**Dataset records:**

════════

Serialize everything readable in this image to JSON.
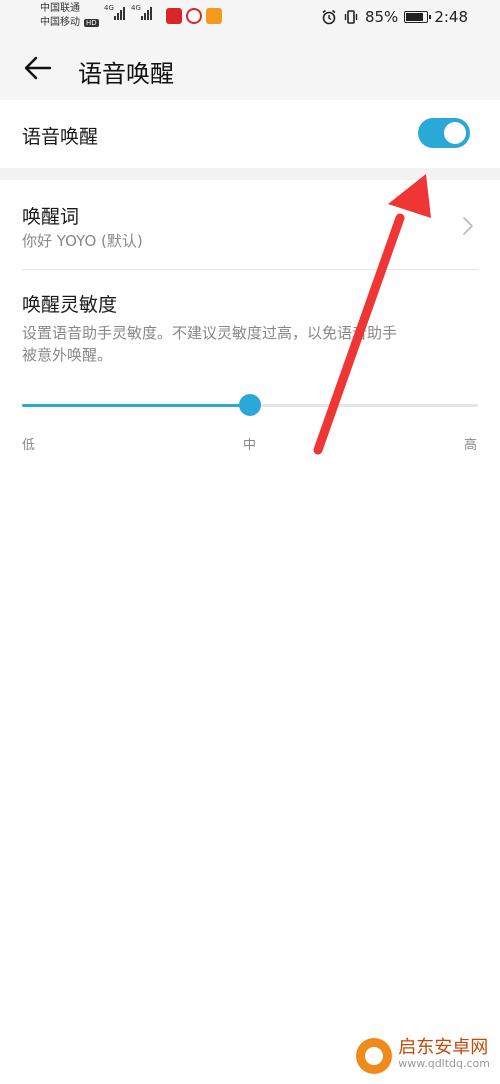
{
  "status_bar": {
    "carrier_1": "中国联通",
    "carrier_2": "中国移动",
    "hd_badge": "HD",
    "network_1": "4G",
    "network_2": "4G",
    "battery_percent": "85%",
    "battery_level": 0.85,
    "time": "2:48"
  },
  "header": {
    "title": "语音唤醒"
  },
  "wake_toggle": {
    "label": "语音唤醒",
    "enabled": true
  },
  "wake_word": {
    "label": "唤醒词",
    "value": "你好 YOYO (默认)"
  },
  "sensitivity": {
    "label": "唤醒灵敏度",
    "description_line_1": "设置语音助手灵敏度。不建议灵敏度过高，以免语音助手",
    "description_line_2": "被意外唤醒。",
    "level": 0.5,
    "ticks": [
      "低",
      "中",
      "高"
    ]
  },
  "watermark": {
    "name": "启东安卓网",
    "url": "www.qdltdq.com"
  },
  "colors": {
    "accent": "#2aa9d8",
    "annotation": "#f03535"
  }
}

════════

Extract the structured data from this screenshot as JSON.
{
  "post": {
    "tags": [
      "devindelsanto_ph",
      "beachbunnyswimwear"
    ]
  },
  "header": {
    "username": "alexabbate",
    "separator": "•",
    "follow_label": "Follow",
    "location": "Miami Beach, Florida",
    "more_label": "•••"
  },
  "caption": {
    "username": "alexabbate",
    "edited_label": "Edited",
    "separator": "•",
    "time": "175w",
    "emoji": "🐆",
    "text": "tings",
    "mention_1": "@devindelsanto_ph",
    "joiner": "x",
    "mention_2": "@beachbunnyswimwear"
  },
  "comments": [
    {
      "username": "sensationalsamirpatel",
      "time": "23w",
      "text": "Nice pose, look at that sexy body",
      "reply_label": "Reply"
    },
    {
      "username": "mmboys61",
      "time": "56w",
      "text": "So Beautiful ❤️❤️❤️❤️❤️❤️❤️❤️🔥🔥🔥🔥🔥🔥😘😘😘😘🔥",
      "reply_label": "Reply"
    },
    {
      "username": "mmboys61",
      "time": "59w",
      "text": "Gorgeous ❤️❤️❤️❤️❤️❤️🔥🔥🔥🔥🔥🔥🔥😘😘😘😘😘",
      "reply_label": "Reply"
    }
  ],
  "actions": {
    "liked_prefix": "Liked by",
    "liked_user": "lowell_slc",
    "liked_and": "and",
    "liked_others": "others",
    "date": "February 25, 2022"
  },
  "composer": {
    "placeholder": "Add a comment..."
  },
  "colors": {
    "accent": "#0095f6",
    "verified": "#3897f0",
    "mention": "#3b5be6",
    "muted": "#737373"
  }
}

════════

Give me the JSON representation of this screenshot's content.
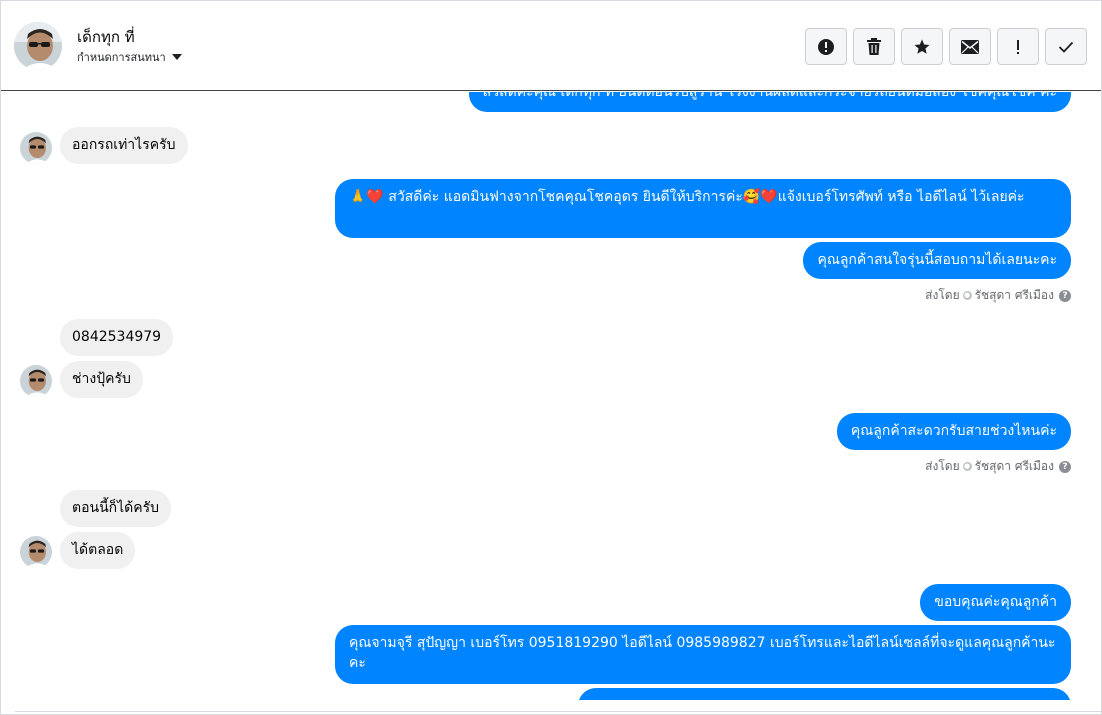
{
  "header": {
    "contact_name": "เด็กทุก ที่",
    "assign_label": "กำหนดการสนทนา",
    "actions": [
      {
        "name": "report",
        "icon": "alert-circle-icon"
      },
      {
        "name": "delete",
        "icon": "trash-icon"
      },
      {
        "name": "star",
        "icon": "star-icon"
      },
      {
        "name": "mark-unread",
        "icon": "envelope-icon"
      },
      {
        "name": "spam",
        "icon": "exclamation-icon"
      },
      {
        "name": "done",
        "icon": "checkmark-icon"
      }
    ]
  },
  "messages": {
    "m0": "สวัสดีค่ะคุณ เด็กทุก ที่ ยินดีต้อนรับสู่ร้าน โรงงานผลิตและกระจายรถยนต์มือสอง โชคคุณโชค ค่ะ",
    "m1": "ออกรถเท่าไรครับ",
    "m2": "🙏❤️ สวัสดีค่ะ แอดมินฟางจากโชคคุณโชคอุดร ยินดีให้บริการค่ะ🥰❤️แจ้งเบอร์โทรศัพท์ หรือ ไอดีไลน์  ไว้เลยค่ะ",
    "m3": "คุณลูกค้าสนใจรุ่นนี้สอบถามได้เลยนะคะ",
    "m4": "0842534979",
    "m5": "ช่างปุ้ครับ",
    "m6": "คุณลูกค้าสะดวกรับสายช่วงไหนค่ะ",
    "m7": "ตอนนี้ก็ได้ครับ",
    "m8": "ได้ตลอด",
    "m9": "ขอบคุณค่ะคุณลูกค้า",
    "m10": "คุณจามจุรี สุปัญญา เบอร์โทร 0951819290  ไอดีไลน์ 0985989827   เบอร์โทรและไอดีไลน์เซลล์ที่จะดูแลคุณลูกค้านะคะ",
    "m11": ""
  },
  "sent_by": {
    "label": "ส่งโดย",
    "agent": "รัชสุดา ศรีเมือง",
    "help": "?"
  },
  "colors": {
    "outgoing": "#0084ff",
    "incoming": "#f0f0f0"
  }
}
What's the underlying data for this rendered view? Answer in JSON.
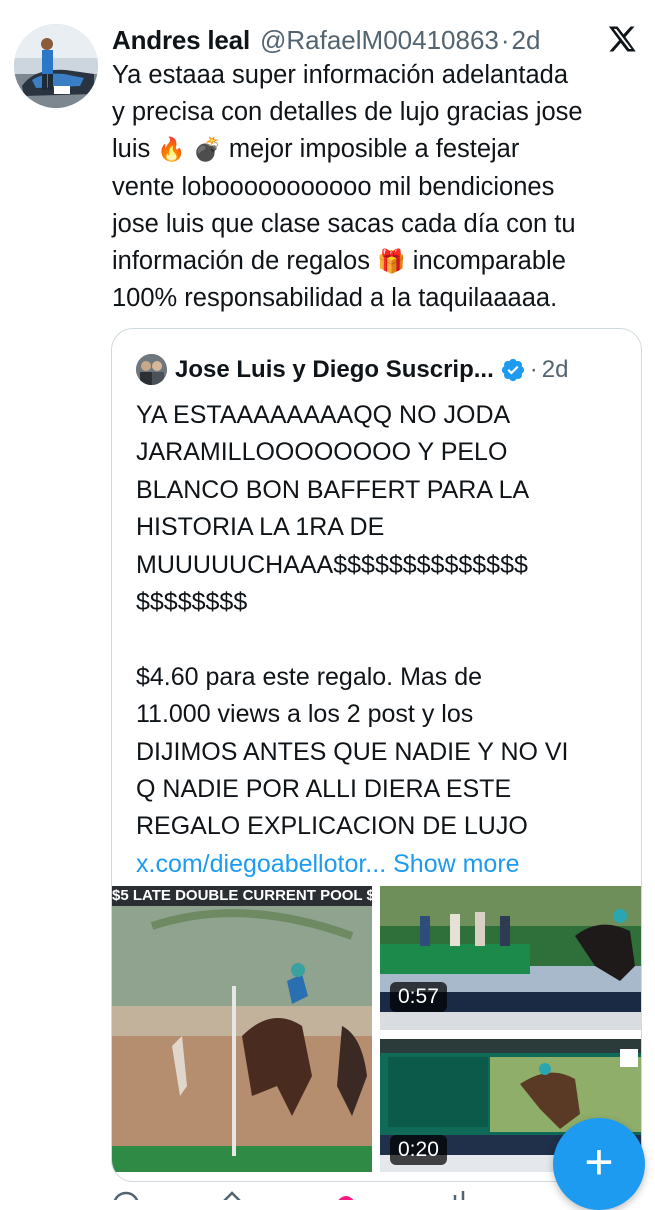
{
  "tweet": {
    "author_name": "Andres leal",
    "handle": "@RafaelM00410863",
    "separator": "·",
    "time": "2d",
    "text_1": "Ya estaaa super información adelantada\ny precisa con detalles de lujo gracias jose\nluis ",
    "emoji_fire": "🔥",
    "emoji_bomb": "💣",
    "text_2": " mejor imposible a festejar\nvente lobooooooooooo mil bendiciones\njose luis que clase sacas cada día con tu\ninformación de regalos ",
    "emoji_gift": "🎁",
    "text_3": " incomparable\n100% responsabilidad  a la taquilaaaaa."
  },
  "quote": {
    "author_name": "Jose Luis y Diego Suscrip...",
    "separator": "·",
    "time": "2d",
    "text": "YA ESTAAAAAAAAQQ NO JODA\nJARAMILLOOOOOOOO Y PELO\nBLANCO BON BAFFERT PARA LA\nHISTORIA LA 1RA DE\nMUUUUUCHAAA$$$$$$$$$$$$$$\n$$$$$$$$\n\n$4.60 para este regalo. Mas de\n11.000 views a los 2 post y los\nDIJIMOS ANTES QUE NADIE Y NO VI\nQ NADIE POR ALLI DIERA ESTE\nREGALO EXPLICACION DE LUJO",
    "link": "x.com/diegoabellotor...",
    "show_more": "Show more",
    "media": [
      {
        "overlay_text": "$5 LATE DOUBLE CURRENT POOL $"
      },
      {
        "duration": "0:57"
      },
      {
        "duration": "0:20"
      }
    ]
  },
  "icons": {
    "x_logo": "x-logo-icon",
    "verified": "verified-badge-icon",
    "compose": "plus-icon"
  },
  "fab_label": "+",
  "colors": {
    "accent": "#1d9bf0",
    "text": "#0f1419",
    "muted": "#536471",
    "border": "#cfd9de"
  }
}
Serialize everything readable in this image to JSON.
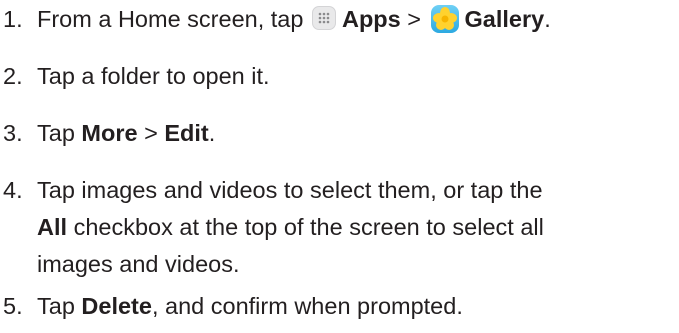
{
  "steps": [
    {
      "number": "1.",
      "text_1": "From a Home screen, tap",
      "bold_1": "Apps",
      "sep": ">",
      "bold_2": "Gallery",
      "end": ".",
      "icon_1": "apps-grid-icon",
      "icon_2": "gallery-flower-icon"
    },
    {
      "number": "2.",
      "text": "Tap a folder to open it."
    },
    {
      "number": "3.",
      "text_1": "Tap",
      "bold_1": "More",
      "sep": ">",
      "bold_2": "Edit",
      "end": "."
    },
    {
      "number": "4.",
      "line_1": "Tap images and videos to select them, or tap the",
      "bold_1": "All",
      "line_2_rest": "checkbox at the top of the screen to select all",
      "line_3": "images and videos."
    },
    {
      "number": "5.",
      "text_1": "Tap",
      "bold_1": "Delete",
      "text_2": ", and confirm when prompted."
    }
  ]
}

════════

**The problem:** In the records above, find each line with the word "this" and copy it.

**Answer to the exercise:**
Serialize everything readable in this image to JSON.
Extract the structured data from this screenshot as JSON.
Give me the JSON representation of this screenshot's content.
What's the underlying data for this rendered view? Answer in JSON.
Serialize everything readable in this image to JSON.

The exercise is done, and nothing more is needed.